The tortured attempts to revive Mexicana de Aviacion could cease at the end of June if the remaining bidders prove as feckless as the last two prospective buyers.

June 30 marks the end of Mexicana’s current bankruptcy protection, which was filed in August 2010 and has already been extended by 90 days. General sentiment among people close to the airline suggests that the person assigned to govern the bankruptcy, known in Mexico as the conciliator, will not request a second, and final, extension should the latest prospects fail to prove their ability to finance a $250 million buy out.

The most recent bid, by TG Group, collapsed last week after the consortium failed to prove it has sufficient funds, although speculation that TG started a rumor about American Airlines’ interest in supporting its buyout certainly did not help its cause (Aviation Daily, April 19).
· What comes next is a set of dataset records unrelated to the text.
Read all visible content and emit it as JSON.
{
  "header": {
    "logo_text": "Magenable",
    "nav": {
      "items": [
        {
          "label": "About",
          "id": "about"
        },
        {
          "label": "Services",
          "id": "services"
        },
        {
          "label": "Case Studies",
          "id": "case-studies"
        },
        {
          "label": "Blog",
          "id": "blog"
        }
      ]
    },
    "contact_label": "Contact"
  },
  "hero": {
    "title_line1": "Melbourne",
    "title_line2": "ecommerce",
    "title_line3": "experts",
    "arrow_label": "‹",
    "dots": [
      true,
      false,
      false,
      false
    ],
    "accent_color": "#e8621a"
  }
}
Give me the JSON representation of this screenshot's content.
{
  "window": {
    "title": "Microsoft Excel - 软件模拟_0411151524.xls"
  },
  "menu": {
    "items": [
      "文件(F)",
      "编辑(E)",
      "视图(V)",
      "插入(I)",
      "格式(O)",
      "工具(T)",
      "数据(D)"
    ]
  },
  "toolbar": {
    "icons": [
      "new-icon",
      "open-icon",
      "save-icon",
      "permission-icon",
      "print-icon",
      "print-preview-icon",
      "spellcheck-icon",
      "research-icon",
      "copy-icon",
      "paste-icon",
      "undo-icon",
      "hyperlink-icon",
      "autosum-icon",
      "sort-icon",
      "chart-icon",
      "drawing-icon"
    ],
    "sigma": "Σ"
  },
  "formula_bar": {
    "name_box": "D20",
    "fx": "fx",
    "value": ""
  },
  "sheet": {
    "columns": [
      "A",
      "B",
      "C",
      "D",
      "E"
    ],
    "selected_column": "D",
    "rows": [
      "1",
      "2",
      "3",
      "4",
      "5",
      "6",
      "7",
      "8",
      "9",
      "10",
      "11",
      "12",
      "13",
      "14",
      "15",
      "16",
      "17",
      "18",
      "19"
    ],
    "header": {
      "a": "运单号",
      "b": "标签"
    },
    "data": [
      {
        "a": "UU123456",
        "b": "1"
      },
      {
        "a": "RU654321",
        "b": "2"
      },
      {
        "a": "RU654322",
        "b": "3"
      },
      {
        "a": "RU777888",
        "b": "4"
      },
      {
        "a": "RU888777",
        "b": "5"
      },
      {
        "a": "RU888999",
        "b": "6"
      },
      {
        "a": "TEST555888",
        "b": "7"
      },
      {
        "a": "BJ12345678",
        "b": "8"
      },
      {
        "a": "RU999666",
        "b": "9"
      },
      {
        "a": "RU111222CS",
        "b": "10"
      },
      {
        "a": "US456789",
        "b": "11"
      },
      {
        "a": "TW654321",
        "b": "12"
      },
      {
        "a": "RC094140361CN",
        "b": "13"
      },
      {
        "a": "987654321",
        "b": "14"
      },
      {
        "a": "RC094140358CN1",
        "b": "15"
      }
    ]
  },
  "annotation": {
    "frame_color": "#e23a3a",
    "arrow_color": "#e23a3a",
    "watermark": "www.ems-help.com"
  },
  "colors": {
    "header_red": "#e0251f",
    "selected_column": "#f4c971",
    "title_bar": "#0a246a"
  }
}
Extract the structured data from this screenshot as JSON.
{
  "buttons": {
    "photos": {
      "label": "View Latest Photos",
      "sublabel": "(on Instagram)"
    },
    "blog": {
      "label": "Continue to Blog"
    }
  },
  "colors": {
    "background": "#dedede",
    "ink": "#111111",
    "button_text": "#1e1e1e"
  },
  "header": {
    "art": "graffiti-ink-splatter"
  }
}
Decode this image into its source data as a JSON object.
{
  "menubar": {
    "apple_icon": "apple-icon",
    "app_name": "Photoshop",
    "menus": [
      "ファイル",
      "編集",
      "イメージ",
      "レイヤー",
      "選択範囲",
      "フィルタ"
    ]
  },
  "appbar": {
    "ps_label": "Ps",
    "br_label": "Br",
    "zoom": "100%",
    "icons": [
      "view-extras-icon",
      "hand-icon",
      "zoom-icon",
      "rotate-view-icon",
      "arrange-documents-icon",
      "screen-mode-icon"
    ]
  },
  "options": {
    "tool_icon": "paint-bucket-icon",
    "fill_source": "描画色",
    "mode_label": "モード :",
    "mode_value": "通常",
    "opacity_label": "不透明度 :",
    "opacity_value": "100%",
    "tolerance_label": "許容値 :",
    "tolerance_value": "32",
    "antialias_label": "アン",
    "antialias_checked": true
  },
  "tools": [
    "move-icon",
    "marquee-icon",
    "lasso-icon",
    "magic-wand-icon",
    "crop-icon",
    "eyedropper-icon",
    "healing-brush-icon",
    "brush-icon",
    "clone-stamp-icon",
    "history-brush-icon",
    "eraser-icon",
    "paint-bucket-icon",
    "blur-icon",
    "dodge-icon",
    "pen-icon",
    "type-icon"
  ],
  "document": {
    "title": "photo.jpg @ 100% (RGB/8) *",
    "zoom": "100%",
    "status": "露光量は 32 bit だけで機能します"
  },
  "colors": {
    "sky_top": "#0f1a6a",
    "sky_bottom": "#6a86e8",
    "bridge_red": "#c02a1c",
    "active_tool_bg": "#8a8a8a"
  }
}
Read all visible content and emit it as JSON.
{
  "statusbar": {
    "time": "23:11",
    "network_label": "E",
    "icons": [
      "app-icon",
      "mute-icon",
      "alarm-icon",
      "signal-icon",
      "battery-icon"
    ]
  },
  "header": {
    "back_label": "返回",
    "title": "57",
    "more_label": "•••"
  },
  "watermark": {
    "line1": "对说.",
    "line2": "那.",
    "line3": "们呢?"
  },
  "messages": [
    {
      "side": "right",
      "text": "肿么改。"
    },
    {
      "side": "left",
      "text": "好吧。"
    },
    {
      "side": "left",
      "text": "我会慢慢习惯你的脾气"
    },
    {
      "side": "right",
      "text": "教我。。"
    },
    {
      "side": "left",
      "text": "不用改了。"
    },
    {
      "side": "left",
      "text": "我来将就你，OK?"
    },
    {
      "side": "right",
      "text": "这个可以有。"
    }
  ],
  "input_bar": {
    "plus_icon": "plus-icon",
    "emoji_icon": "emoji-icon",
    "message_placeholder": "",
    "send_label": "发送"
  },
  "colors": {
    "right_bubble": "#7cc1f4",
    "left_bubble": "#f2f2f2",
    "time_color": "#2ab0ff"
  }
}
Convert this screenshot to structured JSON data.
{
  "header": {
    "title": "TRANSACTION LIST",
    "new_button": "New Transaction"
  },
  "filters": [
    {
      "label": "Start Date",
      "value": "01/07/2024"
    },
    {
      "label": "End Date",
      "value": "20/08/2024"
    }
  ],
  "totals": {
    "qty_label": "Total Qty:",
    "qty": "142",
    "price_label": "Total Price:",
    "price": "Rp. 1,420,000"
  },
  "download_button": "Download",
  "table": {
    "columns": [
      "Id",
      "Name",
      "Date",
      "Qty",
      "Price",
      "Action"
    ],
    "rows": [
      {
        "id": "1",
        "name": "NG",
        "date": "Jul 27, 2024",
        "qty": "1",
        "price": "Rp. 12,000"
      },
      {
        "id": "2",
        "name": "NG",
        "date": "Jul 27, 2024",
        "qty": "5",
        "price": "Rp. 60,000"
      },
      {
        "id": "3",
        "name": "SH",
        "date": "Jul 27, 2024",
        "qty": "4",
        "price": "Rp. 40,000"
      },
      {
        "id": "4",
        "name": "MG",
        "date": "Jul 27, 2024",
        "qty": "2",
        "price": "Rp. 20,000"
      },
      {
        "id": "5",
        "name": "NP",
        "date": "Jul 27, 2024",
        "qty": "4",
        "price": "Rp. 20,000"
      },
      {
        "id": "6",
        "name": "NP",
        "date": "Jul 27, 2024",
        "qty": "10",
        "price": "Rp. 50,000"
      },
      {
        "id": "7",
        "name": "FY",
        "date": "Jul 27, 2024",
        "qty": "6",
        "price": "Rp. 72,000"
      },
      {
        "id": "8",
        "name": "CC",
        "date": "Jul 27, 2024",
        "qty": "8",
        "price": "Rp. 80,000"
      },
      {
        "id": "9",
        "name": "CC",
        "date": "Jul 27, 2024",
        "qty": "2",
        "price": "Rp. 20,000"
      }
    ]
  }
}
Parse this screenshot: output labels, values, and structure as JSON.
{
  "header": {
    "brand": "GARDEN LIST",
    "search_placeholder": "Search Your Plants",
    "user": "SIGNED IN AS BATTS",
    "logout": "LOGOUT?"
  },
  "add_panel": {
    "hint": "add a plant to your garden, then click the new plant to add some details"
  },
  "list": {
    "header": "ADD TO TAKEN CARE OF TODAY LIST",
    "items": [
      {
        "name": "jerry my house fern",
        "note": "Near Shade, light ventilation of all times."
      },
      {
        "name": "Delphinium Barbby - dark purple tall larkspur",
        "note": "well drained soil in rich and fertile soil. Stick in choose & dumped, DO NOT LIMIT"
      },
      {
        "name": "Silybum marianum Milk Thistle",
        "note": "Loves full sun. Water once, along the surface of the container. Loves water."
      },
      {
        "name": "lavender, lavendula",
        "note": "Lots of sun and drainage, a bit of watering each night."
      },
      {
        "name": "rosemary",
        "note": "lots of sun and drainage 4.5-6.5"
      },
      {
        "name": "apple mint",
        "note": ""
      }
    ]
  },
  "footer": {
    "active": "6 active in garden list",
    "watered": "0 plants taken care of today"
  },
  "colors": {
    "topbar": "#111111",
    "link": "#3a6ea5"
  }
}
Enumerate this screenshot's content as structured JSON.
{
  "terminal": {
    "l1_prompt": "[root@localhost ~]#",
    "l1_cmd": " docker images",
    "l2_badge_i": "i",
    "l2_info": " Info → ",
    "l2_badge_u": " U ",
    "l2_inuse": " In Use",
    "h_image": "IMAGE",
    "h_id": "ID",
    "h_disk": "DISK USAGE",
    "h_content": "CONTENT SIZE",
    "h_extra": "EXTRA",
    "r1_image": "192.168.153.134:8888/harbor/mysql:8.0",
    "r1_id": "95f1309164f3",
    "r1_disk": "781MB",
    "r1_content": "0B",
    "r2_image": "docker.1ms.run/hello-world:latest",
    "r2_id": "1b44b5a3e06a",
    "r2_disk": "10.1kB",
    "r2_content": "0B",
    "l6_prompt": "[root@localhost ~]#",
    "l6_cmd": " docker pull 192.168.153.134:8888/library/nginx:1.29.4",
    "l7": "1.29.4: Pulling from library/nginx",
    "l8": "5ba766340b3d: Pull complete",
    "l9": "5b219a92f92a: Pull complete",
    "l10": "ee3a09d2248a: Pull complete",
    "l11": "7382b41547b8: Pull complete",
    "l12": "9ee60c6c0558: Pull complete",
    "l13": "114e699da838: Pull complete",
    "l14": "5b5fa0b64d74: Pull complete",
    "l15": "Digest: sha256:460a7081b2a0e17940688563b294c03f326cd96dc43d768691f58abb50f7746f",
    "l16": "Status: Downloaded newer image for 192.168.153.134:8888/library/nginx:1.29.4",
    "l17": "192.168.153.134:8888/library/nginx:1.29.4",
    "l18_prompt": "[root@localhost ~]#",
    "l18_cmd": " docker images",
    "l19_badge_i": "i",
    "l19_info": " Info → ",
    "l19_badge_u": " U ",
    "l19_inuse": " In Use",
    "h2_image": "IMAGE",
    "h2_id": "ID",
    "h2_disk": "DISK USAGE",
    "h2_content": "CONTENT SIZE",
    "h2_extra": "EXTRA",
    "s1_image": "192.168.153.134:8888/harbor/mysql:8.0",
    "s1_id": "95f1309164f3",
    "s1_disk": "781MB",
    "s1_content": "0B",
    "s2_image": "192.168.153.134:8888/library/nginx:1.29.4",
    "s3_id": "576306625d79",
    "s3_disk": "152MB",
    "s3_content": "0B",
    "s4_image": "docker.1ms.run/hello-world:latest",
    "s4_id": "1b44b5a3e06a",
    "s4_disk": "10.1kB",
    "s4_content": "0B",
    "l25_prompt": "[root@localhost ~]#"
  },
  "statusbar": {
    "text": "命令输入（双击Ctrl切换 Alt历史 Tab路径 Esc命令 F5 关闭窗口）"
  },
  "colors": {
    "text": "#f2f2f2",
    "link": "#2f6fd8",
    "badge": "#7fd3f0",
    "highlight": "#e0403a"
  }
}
Before TG's arrival, a separate bid by PC Capital also failed because that investment group was unable to provide sufficient evidence that it had funding. Part of the buyout must go toward a severance package for staff that is key to Mexicana’s restructuring plan.

Now that TG is gone, the opportunity to buy Mexicana lies with two other bidders, Ivan Barona and Avanza Capital, and both have already proved access to $350 million and €250 million (US$358 million), respectively, according to a source with intimate knowledge of the situation.

The two prospects are either finished with or close to finishing due diligence, depending on the source of information, and the conciliator may consider each bid as soon as next week. If one is approved, it will be passed to Mexico’s Ministry of Transportation and Communications, the Secretaria de Comunicaciones y Transportes, for its own due diligence and approval.

Four more bidders are also preparing offers, although Barona and Avanza are, for now, the most likely candidates for Mexicana.

A source confirms that if a bid is successful, the airline could access up to 15 Airbus narrowbodies immediately to resume service to key U.S. and domestic markets.

But Mexicana has been here before, and failure has plagued each attempt to revive its operation. Now the company is less than two months from complete closure and a second plan has been devised to salvage what is left of Mexico’s once-dominant carrier.

This plan essentially accepts the end of Mexicana as an airline, but recognizes that its maintenance division can support itself financially as a standalone entity. But Mexicana MRO must be spun off before June 30 to avoid exposure to debt obligations at the parent company.

Questions have also been raised about the government’s role in supporting Mexicana, and while this was true just a few weeks ago, it seems as though the government will consider the end of Mexicana despite more than $100 million in back taxes and upwards of $700 million in unpaid fuel bills. Liquidation will also expose Mexicana’s current owner, Tenedora K, to salary obligations.